DIRECTIONS:
Examine the entries and show every line in which the word "this" is found.

Dataset rows for apps and sites:

|---|

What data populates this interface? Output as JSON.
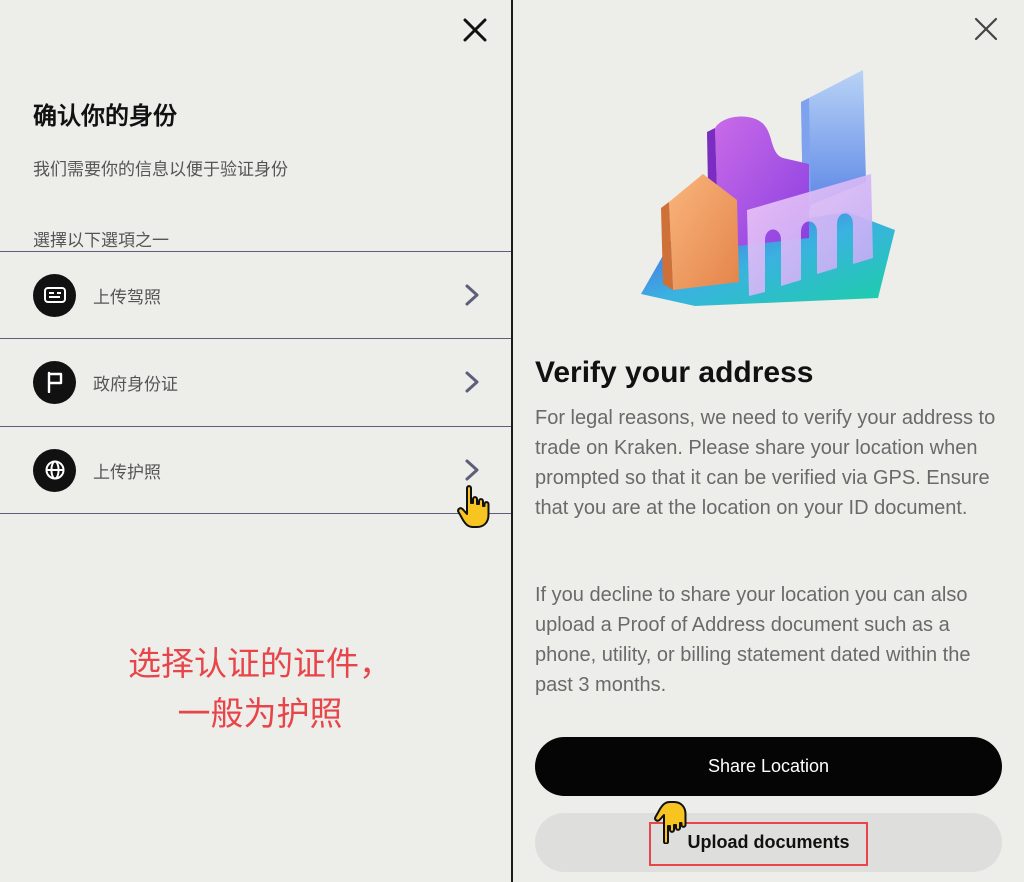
{
  "left": {
    "title": "确认你的身份",
    "subtitle": "我们需要你的信息以便于验证身份",
    "section_label": "選擇以下選項之一",
    "options": [
      {
        "label": "上传驾照",
        "icon": "id-card-icon"
      },
      {
        "label": "政府身份证",
        "icon": "flag-icon"
      },
      {
        "label": "上传护照",
        "icon": "globe-icon"
      }
    ],
    "annotation_line1": "选择认证的证件，",
    "annotation_line2": "一般为护照"
  },
  "right": {
    "heading": "Verify your address",
    "paragraph1": "For legal reasons, we need to verify your address to trade on Kraken. Please share your location when prompted so that it can be verified via GPS. Ensure that you are at the location on your ID document.",
    "paragraph2": "If you decline to share your location you can also upload a Proof of Address document such as a phone, utility, or billing statement dated within the past 3 months.",
    "share_button": "Share Location",
    "upload_button": "Upload documents"
  },
  "colors": {
    "annotation": "#e8454a",
    "primary_button": "#050505",
    "secondary_button": "#dededc",
    "background": "#ededea"
  }
}
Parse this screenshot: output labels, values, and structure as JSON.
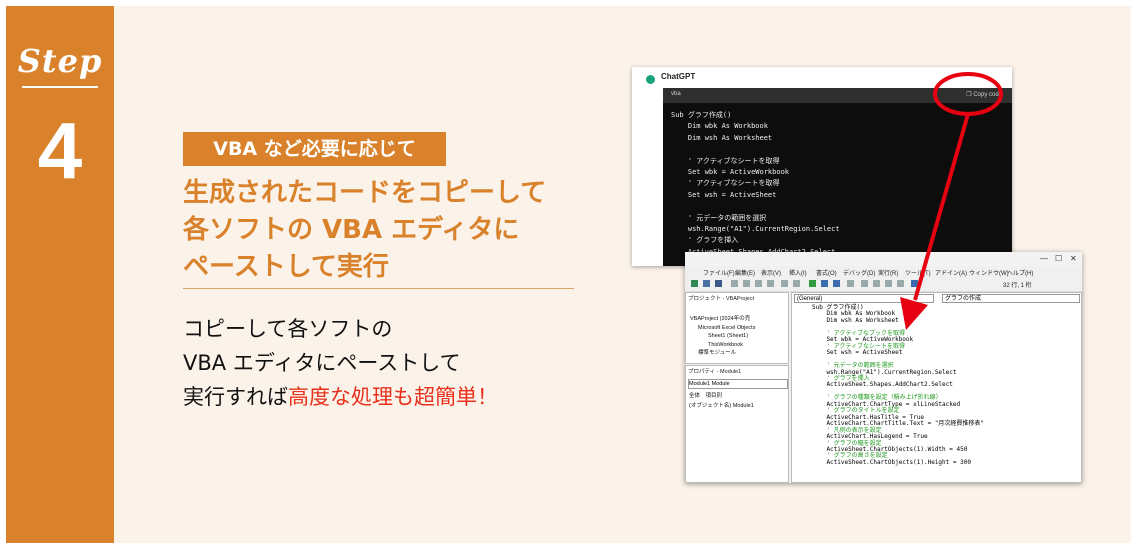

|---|

YOUR SOLUTION:
What data populates this interface? Output as JSON.
Parse this screenshot: output labels, values, and structure as JSON.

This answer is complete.